Is a miraculously conceived and born – Jesus is conceived, not from the dust of Adam but by the Father through the Holy Spirit who overshadows Mary (Luke 1:35), echoing the Spirit’s overshadowing the Temple in the OT (Ex 40:35), sanctifying her womb and making it fruitful (CCC 485). Fulfilling a 700 year old prophecy (Isa 7:14) Mary, the Virgin, not only conceives as a virgin, but mysteriously delivers the Child as a virgin, remaining perpetually a virgin (CCC 487-89). She becomes the “Mother of God” (Theotokos), Christ’s first disciple and “Mother of the Church” (CCC 495). The birth of Jesus is an exclusive miracle, never replicated.
Is welcomed, protected and raised by Joseph – God underscores the importance of family and earthly fathers when He calls Joseph (Matt 1:18-25). Joseph protects Jesus and the Virgin Mother (Matt 2:13-15). Fulfilling the prophecy that the Messiah would be a descendent of King David (2 Sam 7), Joseph names the child and officially adopts Jesus at the time of His circumcision (Luke 2:21). Joseph, a pious and just Jew, raises Christ with the Virgin and teaches Him to be a carpenter (Mark 6:3).
Overturns human assumptions about His birth – Jesus is expected to come as a King, born in an obviously royal household, with worldly power and might. Instead, Jesus is born in a third-rate town of Bethlehem where no prophets had yet been born (John 7:52; CCC 525), born in poverty.
Angels participate in Christ’s Incarnation – Gabriel, not mentioned in the Bible since the prophesy of the Messiah to Daniel some 600 years earlier (Dan 9:24-27), returns to announce the Messiah to Zechariah (Luke 1:8-23) and Mary (Luke 1:26-38). A choir of angels come to the shepherds abiding in the fields (Luke 2:8-20). At Christ’s birth is an assembly of angels on earth rivaled only in Revelation.
Inspires awe – Even in Elizabeth’s womb, moved by the Holy Spirit, John leaps for joy when he draws near Jesus in the New Ark of the Covenant (CCC 2676) and Elizabeth cries in a loud cry, “Blessed are you among women and blessed is the fruit of your womb (Luke 1:39-45). Perhaps drawn by ancient prophecy (Num 24:17-19), the Gentile Magi travel a great distance to offer the Christ Child gifts and to adore and worship Him (Matt 2:1-12). The shepherds, recalling the shepherd boy David, are called by an angel and rush to see the Christ and glorify and praise God (Luke 2:8-20). Simeon, moved by the Holy Spirit proclaims that the Child Jesus is the “light of revelation” and blesses the Holy Family (Luke 2:25-35). The prophetess Anna sees the Child and proclaims that He will be the redemption of Jerusalem (Luke 2:36-38). King Herod, awed into fright, fails to kill Jesus when he slaughters the Innocents (Matt 2:16-18), fulfilling a prophecy by Jeremiah (Jer 31:15), 600 years earlier.

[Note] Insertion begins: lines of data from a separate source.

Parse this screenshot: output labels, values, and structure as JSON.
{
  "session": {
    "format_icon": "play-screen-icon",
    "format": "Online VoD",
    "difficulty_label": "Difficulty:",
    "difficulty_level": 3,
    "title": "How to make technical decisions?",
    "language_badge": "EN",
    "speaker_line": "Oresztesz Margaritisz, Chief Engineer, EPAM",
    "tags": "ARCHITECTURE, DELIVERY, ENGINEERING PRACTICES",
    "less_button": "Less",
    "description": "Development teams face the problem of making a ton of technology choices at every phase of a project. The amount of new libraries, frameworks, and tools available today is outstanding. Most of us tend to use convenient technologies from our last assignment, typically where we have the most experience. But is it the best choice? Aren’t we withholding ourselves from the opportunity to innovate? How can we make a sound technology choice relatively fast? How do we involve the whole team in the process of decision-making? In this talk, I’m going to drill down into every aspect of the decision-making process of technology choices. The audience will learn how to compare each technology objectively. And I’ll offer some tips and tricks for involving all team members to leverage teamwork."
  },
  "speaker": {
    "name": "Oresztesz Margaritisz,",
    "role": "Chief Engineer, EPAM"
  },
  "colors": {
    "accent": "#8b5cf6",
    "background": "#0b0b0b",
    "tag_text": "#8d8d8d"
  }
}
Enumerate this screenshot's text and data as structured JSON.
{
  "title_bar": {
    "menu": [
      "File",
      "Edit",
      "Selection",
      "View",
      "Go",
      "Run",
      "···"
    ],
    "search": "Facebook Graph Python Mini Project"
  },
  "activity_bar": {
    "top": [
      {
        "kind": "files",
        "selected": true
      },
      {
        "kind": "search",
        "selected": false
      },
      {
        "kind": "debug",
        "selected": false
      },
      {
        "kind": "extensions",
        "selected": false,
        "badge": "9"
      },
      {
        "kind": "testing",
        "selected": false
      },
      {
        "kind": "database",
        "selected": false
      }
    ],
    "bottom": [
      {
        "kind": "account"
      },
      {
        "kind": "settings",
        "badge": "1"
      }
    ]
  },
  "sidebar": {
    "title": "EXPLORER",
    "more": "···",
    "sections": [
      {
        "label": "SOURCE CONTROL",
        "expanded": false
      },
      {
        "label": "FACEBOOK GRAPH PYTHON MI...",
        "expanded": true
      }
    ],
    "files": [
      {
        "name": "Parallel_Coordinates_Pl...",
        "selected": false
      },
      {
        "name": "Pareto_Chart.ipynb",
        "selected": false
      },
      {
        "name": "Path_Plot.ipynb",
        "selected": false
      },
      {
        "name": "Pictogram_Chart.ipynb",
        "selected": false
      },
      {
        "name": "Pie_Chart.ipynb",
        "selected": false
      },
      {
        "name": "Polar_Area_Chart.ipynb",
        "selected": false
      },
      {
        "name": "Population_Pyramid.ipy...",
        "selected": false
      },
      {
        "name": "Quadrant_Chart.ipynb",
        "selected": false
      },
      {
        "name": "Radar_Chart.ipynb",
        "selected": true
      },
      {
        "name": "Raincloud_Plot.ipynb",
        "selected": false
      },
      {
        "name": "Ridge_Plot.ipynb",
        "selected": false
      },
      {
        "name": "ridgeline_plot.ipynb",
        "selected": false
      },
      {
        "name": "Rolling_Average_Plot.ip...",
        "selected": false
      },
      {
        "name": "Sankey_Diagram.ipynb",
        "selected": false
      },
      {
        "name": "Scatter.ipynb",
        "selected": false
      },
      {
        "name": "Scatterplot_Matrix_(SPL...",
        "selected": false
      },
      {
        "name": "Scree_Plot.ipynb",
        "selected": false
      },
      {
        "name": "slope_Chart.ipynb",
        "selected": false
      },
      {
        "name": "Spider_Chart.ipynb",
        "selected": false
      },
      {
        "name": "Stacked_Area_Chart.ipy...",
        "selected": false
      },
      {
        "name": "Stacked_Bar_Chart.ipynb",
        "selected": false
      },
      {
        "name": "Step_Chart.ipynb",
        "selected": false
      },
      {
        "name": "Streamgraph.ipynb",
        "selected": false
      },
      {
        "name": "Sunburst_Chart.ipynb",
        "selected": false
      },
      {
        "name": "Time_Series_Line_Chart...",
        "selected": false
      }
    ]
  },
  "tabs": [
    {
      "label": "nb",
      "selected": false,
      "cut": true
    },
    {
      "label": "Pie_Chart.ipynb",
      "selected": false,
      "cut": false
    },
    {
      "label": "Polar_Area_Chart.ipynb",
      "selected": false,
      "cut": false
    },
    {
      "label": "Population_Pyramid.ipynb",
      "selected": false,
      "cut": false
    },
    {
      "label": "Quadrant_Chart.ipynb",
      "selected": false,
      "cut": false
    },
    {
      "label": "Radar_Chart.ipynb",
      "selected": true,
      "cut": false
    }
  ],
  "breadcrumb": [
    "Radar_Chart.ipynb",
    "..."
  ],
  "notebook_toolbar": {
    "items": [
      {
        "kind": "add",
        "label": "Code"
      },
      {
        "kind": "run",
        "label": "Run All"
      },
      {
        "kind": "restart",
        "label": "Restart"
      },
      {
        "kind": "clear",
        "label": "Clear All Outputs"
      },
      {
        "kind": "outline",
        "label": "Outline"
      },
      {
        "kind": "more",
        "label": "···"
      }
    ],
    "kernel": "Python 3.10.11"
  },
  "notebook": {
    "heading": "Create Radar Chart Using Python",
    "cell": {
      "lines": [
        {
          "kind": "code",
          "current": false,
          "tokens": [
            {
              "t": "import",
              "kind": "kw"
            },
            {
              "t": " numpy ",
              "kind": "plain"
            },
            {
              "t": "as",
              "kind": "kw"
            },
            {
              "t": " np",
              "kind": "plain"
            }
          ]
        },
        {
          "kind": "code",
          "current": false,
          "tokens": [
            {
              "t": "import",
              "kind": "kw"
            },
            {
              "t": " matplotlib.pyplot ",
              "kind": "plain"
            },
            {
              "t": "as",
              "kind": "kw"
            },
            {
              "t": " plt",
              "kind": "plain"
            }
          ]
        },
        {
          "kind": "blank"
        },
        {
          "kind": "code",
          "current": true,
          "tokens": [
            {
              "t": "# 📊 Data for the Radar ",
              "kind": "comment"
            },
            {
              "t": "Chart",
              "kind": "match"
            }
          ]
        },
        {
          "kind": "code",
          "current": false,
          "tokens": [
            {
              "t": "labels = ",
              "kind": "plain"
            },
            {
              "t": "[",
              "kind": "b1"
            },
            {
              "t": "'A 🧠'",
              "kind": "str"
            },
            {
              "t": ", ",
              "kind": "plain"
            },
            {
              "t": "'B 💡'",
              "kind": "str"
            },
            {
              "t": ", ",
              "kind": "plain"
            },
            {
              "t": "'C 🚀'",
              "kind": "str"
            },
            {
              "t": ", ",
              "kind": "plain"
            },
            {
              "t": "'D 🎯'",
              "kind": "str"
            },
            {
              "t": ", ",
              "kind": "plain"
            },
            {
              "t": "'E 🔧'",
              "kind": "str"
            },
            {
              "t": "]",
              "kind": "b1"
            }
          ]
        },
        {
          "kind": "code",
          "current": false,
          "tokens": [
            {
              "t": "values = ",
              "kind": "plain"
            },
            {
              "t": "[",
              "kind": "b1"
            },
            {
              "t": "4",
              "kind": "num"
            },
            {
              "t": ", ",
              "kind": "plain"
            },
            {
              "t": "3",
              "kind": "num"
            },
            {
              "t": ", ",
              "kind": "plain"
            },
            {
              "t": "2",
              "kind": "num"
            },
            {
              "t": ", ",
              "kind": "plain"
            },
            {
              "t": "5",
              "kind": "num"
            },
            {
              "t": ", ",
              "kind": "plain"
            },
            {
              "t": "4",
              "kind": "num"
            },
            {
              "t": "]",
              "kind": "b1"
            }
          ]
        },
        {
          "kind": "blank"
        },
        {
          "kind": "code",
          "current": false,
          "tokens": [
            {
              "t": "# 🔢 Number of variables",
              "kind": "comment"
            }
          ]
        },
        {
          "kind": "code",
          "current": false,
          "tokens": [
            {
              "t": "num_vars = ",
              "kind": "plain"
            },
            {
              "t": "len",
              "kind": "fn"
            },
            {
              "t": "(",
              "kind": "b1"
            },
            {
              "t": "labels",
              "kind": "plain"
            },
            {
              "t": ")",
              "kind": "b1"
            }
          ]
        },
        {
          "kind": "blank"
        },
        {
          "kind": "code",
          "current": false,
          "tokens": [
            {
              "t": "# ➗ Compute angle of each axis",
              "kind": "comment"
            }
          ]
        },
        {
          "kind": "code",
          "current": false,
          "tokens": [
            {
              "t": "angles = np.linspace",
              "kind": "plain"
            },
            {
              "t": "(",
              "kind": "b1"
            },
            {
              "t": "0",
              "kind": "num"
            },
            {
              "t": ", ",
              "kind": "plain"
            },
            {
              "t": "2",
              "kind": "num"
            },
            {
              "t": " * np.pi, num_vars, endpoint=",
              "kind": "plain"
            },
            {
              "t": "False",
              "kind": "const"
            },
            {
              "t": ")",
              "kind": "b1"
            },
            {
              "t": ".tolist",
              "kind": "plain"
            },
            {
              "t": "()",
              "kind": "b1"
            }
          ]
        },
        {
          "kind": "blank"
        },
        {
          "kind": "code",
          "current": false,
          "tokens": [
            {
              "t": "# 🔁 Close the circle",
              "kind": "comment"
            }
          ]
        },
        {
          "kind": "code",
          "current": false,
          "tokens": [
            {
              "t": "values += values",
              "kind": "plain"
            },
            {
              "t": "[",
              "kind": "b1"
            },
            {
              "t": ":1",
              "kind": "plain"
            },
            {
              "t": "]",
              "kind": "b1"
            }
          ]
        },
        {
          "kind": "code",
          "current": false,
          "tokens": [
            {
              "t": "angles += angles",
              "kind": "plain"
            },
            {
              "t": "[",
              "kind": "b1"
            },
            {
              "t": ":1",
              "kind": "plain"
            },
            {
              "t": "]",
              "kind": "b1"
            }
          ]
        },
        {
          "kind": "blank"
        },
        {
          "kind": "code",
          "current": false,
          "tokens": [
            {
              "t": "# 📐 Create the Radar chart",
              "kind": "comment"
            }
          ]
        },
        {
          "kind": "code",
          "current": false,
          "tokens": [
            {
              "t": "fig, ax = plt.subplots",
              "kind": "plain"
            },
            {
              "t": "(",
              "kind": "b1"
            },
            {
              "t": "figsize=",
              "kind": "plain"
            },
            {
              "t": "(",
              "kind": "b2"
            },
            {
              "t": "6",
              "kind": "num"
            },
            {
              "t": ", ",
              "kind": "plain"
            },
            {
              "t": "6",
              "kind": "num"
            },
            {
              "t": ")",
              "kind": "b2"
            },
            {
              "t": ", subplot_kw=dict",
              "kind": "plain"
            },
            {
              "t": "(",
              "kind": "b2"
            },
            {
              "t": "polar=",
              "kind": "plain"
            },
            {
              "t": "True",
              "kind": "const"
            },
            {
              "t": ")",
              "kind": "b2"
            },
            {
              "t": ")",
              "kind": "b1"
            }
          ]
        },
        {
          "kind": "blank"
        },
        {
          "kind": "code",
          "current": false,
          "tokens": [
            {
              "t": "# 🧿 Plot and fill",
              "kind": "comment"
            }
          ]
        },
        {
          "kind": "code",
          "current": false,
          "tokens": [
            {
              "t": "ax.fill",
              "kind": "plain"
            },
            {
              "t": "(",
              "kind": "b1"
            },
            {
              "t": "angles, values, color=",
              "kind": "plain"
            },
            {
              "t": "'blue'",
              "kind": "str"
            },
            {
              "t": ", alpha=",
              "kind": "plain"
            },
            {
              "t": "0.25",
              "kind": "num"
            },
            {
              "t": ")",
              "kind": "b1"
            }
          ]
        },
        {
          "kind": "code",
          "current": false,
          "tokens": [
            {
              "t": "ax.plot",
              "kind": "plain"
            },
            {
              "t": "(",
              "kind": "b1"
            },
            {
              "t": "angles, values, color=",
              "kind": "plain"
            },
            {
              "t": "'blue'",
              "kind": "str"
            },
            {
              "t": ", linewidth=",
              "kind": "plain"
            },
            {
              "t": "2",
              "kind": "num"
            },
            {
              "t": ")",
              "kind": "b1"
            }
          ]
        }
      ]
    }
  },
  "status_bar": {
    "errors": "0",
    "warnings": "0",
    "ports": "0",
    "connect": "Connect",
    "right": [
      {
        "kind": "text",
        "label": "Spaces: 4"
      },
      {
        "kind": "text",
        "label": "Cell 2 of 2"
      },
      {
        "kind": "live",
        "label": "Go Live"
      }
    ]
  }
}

Remains fully present in the modern world – Jesus, the Savior Child born in Bethlehem (the House of Bread), ever present, offers Himself in the Eucharist of His Christ-Mass for those who choose not to miss Him.